LOS ANGELES, May 27 (Xinhua) -- Two U.S. lawyers said here Wednesday that they had filed a lawsuit in federal court in hopes of overturning California's Proposition 8, which was approved by voters to ban same-sex marriage.
Speaking at a press conference in downtown Los Angeles, Theodore Olson and David Boies said they filed the lawsuit on behalf of two homosexual couples in California.
The two constitutional lawyers, who squared off in the legal battle that decided the 2000 U.S. presidential election, said they joined hands to seek an injunction to stay California's same-sex marriage ban while arguing it is a violation of the U.S. Constitution.
Olson and Boies represented former President George Bush and his Democratic challenger Al Gore respectively in the Bush vs. Gore case, which decided Bush the winner of the tight-run 2000 presidential election.

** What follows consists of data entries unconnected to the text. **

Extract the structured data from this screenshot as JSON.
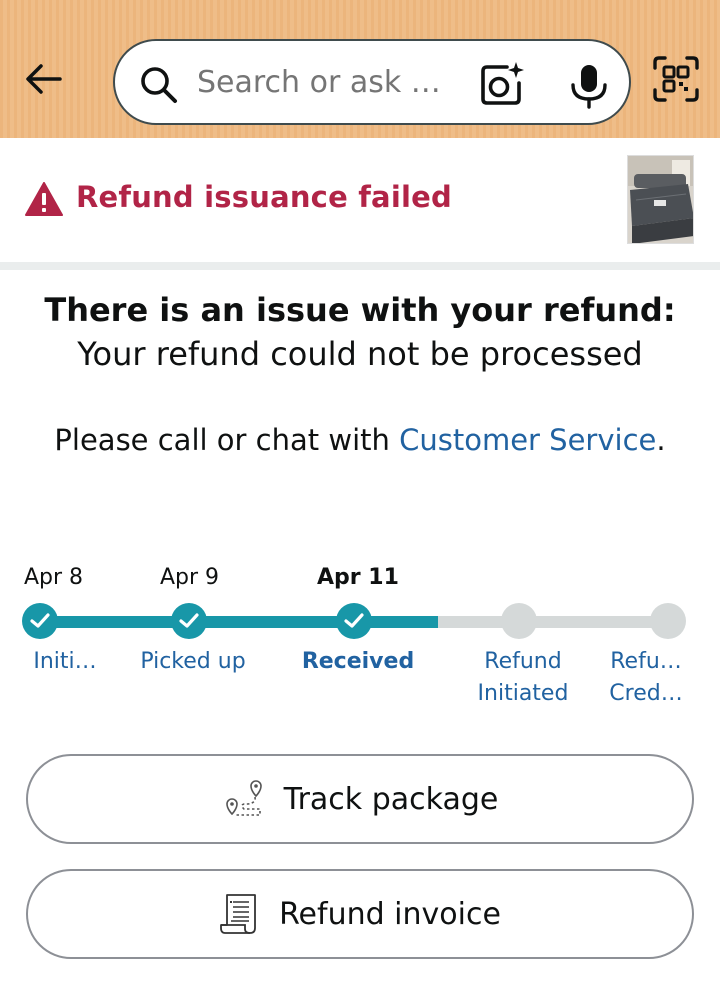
{
  "header": {
    "search_placeholder": "Search or ask a question",
    "icons": [
      "back-arrow-icon",
      "search-icon",
      "camera-lens-icon",
      "microphone-icon",
      "qr-scan-icon"
    ]
  },
  "alert": {
    "title": "Refund issuance failed",
    "color": "#b12447"
  },
  "message": {
    "headline_bold": "There is an issue with your refund:",
    "headline_rest": " Your refund could not be processed",
    "sub_prefix": "Please call or chat with ",
    "sub_link": "Customer Service",
    "sub_suffix": "."
  },
  "tracker": {
    "accent_color": "#1897a8",
    "dates": [
      "Apr 8",
      "Apr 9",
      "Apr 11"
    ],
    "steps": [
      {
        "label": "Initi…",
        "status": "done"
      },
      {
        "label": "Picked up",
        "status": "done"
      },
      {
        "label": "Received",
        "status": "current"
      },
      {
        "label_line1": "Refund",
        "label_line2": "Initiated",
        "status": "pending"
      },
      {
        "label_line1": "Refu…",
        "label_line2": "Cred…",
        "status": "pending"
      }
    ]
  },
  "buttons": {
    "track_package": "Track package",
    "refund_invoice": "Refund invoice"
  }
}
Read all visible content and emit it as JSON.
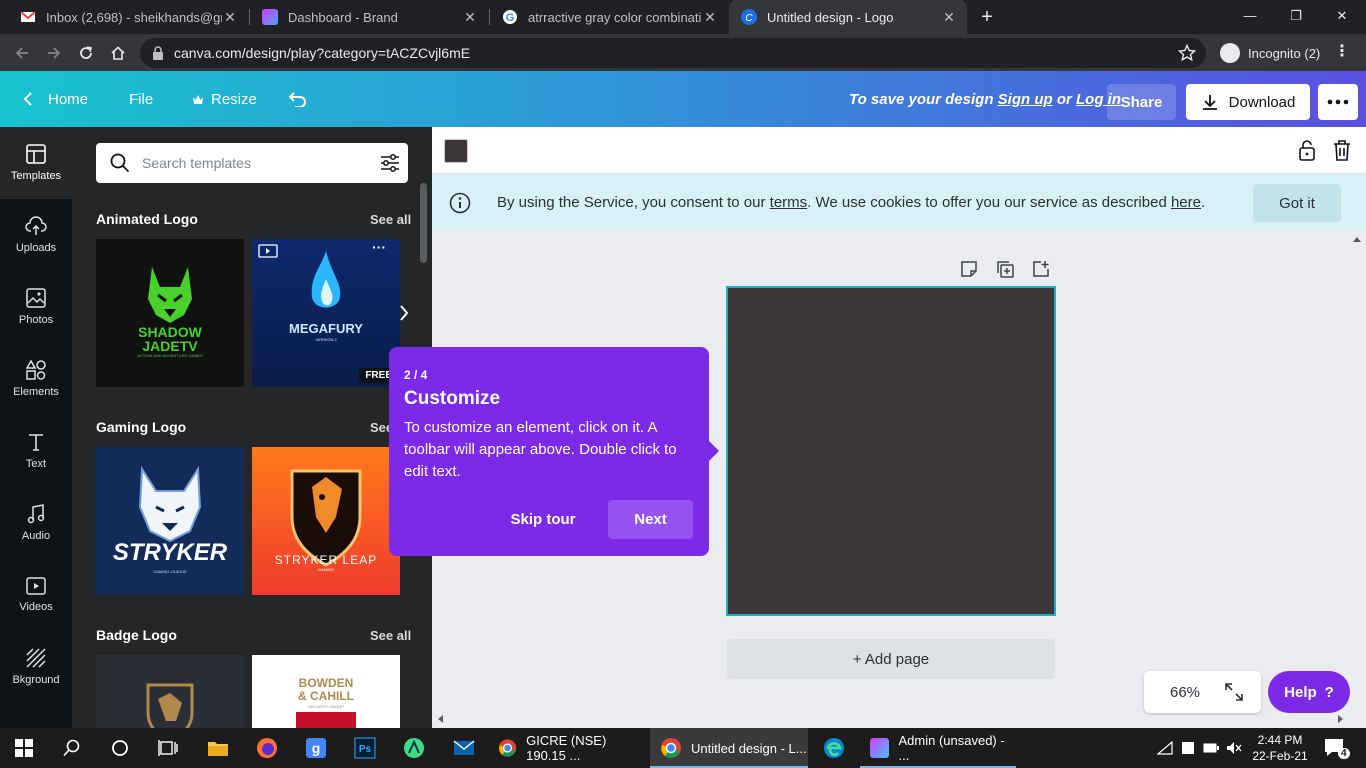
{
  "browser": {
    "tabs": [
      {
        "title": "Inbox (2,698) - sheikhands@gma",
        "favicon_color": "#ea4335"
      },
      {
        "title": "Dashboard - Brand",
        "favicon_color": "#8e44ad"
      },
      {
        "title": "atrractive gray color combination",
        "favicon_color": "#4285f4"
      },
      {
        "title": "Untitled design - Logo",
        "favicon_color": "#1f6feb"
      }
    ],
    "active_tab": 3,
    "url": "canva.com/design/play?category=tACZCvjl6mE",
    "incognito_label": "Incognito (2)"
  },
  "header": {
    "home_label": "Home",
    "file_label": "File",
    "resize_label": "Resize",
    "save_prefix": "To save your design",
    "signup_label": "Sign up",
    "or_label": "or",
    "login_label": "Log in",
    "share_label": "Share",
    "download_label": "Download"
  },
  "rail": {
    "items": [
      {
        "label": "Templates",
        "icon": "templates-icon"
      },
      {
        "label": "Uploads",
        "icon": "uploads-icon"
      },
      {
        "label": "Photos",
        "icon": "photos-icon"
      },
      {
        "label": "Elements",
        "icon": "elements-icon"
      },
      {
        "label": "Text",
        "icon": "text-icon"
      },
      {
        "label": "Audio",
        "icon": "audio-icon"
      },
      {
        "label": "Videos",
        "icon": "videos-icon"
      },
      {
        "label": "Bkground",
        "icon": "background-icon"
      }
    ]
  },
  "panel": {
    "search_placeholder": "Search templates",
    "sections": [
      {
        "title": "Animated Logo",
        "see_all": "See all",
        "thumbs": [
          {
            "line1": "SHADOW",
            "line2": "JADETV",
            "tagline": "ACTION AND ADVENTURE GAMES"
          },
          {
            "line1": "MEGAFURY",
            "tagline": "VERSION 2",
            "badge": "FREE"
          }
        ]
      },
      {
        "title": "Gaming Logo",
        "see_all": "See",
        "thumbs": [
          {
            "line1": "STRYKER",
            "tagline": "GAMING LEAGUE"
          },
          {
            "line1": "STRYKER LEAP",
            "tagline": "GAMING"
          }
        ]
      },
      {
        "title": "Badge Logo",
        "see_all": "See all",
        "thumbs": [
          {
            "line1": ""
          },
          {
            "line1": "BOWDEN",
            "line2": "& CAHILL",
            "tagline": "SECURITY GROUP"
          }
        ]
      }
    ]
  },
  "editor": {
    "cookie_pre": "By using the Service, you consent to our",
    "cookie_terms": "terms",
    "cookie_mid": ". We use cookies to offer you our service as described",
    "cookie_here": "here",
    "cookie_end": ".",
    "got_it": "Got it",
    "canvas_color": "#3e3838",
    "add_page": "+ Add page",
    "zoom": "66%",
    "help_label": "Help",
    "help_mark": "?"
  },
  "tour": {
    "step": "2 / 4",
    "title": "Customize",
    "body": "To customize an element, click on it. A toolbar will appear above. Double click to edit text.",
    "skip": "Skip tour",
    "next": "Next"
  },
  "taskbar": {
    "apps": [
      {
        "label": "GICRE (NSE) 190.15 ..."
      },
      {
        "label": "Untitled design - L..."
      },
      {
        "label": "Admin (unsaved) - ..."
      }
    ],
    "time": "2:44 PM",
    "date": "22-Feb-21",
    "notifications": "4"
  }
}
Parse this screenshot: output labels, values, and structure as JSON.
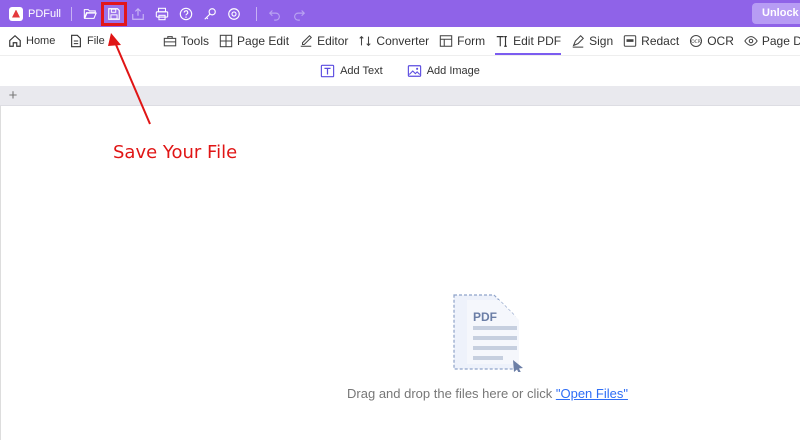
{
  "titlebar": {
    "app_name": "PDFull",
    "quick_actions": [
      "folder-open-icon",
      "save-icon",
      "export-icon",
      "print-icon",
      "help-icon",
      "key-icon",
      "settings-icon",
      "undo-icon",
      "redo-icon"
    ],
    "unlock_label": "Unlock F",
    "bg_color": "#8f63e8"
  },
  "menubar": {
    "home": "Home",
    "file": "File",
    "tools": [
      {
        "label": "Tools",
        "icon": "toolbox-icon"
      },
      {
        "label": "Page Edit",
        "icon": "page-edit-icon"
      },
      {
        "label": "Editor",
        "icon": "editor-icon"
      },
      {
        "label": "Converter",
        "icon": "converter-icon"
      },
      {
        "label": "Form",
        "icon": "form-icon"
      },
      {
        "label": "Edit PDF",
        "icon": "text-cursor-icon",
        "active": true
      },
      {
        "label": "Sign",
        "icon": "sign-icon"
      },
      {
        "label": "Redact",
        "icon": "redact-icon"
      },
      {
        "label": "OCR",
        "icon": "ocr-icon"
      },
      {
        "label": "Page Display",
        "icon": "eye-icon"
      }
    ]
  },
  "subbar": {
    "add_text": "Add Text",
    "add_image": "Add Image"
  },
  "annotation": {
    "label": "Save Your File",
    "color": "#e01515"
  },
  "dropzone": {
    "file_badge": "PDF",
    "text": "Drag and drop the files here or click ",
    "link": "\"Open Files\""
  }
}
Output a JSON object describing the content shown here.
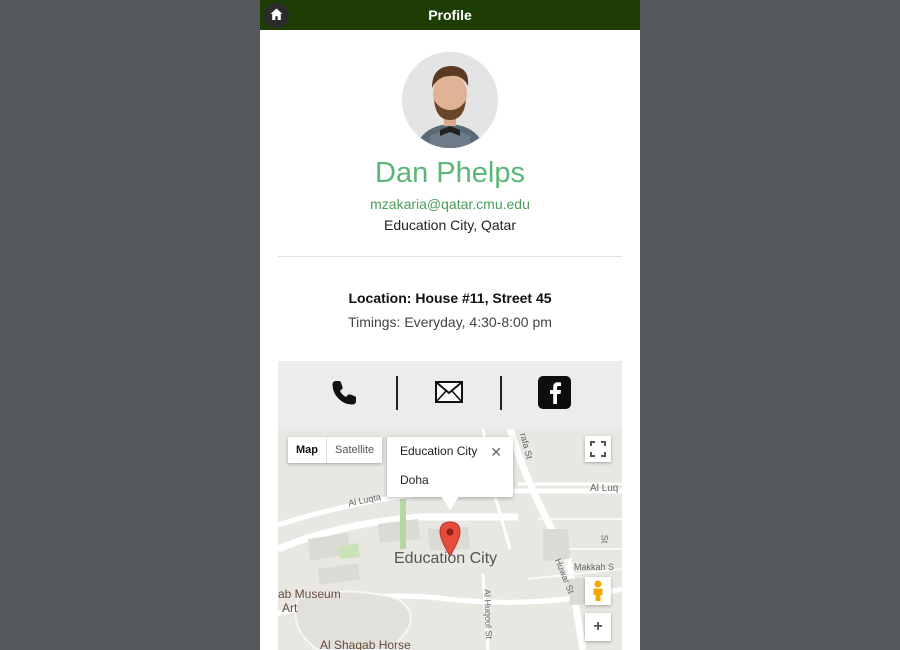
{
  "header": {
    "title": "Profile",
    "home_icon": "home-icon"
  },
  "profile": {
    "name": "Dan Phelps",
    "email": "mzakaria@qatar.cmu.edu",
    "city": "Education City, Qatar",
    "location": "Location: House #11, Street 45",
    "timings": "Timings: Everyday, 4:30-8:00 pm"
  },
  "contact": {
    "icons": [
      "phone-icon",
      "mail-icon",
      "facebook-icon"
    ]
  },
  "map": {
    "type_options": [
      "Map",
      "Satellite"
    ],
    "selected_type": "Map",
    "info_title": "Education City",
    "info_subtitle": "Doha",
    "info_close": "✕",
    "zoom_in": "+",
    "labels": {
      "main": "Education City",
      "museum_1": "ab Museum",
      "museum_2": "Art",
      "horse": "Al Shaqab Horse",
      "al_luqta_left": "Al Luqta",
      "al_luqta_right": "Al Luq",
      "makkah": "Makkah S",
      "huwar": "Huwar St",
      "huqoul": "Al Huqoul St",
      "rafa": "rafa St",
      "short_st": "St"
    }
  },
  "colors": {
    "header": "#1d3d04",
    "name": "#5bb777",
    "email": "#4a9d5c",
    "page_bg": "#54585b"
  }
}
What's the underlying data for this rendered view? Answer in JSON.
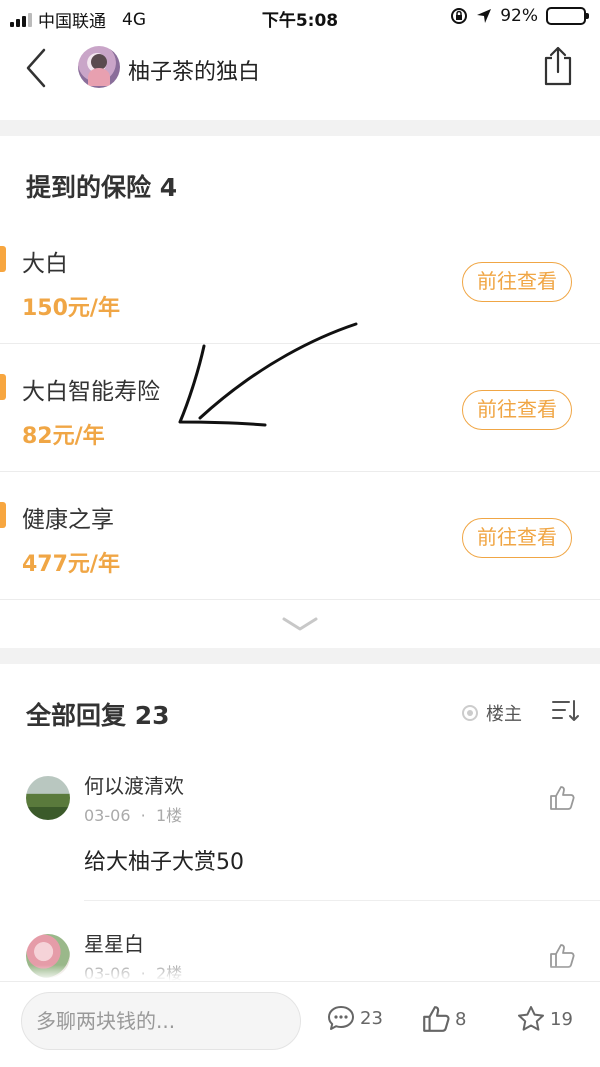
{
  "status_bar": {
    "carrier": "中国联通",
    "network": "4G",
    "time": "下午5:08",
    "battery": "92%",
    "battery_level": 0.92
  },
  "nav": {
    "title": "柚子茶的独白",
    "icons": [
      "back-chevron-icon",
      "avatar",
      "share-icon"
    ]
  },
  "insurance": {
    "title": "提到的保险 4",
    "items": [
      {
        "name": "大白",
        "price": "150元/年",
        "button": "前往查看"
      },
      {
        "name": "大白智能寿险",
        "price": "82元/年",
        "button": "前往查看"
      },
      {
        "name": "健康之享",
        "price": "477元/年",
        "button": "前往查看"
      }
    ],
    "expand_icon": "chevron-down-icon"
  },
  "replies": {
    "title": "全部回复 23",
    "op_filter_label": "楼主",
    "sort_icon": "sort-icon",
    "items": [
      {
        "user": "何以渡清欢",
        "date": "03-06",
        "floor": "1楼",
        "content": "给大柚子大赏50"
      },
      {
        "user": "星星白",
        "date": "03-06",
        "floor": "2楼",
        "content": ""
      }
    ]
  },
  "bottom_bar": {
    "input_placeholder": "多聊两块钱的...",
    "comments": "23",
    "likes": "8",
    "favorites": "19"
  },
  "colors": {
    "accent": "#f0a645",
    "text": "#333333",
    "muted": "#aaaaaa",
    "band": "#f2f2f2"
  }
}
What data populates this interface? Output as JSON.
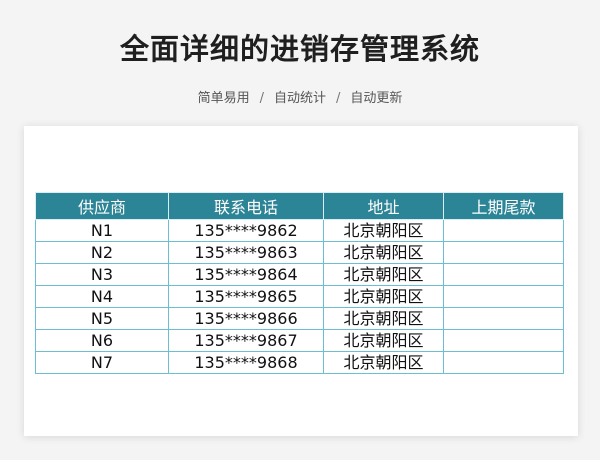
{
  "page": {
    "title": "全面详细的进销存管理系统",
    "subtitle": [
      "简单易用",
      "自动统计",
      "自动更新"
    ],
    "separator": "/"
  },
  "table": {
    "headers": [
      "供应商",
      "联系电话",
      "地址",
      "上期尾款"
    ],
    "rows": [
      [
        "N1",
        "135****9862",
        "北京朝阳区",
        ""
      ],
      [
        "N2",
        "135****9863",
        "北京朝阳区",
        ""
      ],
      [
        "N3",
        "135****9864",
        "北京朝阳区",
        ""
      ],
      [
        "N4",
        "135****9865",
        "北京朝阳区",
        ""
      ],
      [
        "N5",
        "135****9866",
        "北京朝阳区",
        ""
      ],
      [
        "N6",
        "135****9867",
        "北京朝阳区",
        ""
      ],
      [
        "N7",
        "135****9868",
        "北京朝阳区",
        ""
      ]
    ]
  },
  "colors": {
    "header_bg": "#2c8497",
    "border": "#6bbfd0",
    "title": "#1f1f1f"
  }
}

Wednesday's challenge in federal court came a day after the California Supreme Court upheld the validity of Proposition 8 under the state constitution. The proposition was approved by voters in last November's election but legally challenged by gay rights groups in the state high court.
Olson and Boies filed the lawsuit in U.S. District Court in San Francisco against Californian governor Arnold Schwarzenegger and other state officials on behalf of two gay men and two lesbian women who wish to be married in California.
The complaint argues that the voter-enacted proposition violates the U.S. constitutional guarantee of equal protection and due process.
The case "is not about liberal or conservative, Democrat or Republican," said Olson at the press conference. "This case is about the equal rights guaranteed to every American under the United States Constitution."
Boies said that while he and Olson are from different ends of the political spectrum, "we are fighting this case together because Proposition 8 clearly and fundamentally violates the freedoms guaranteed to all of us."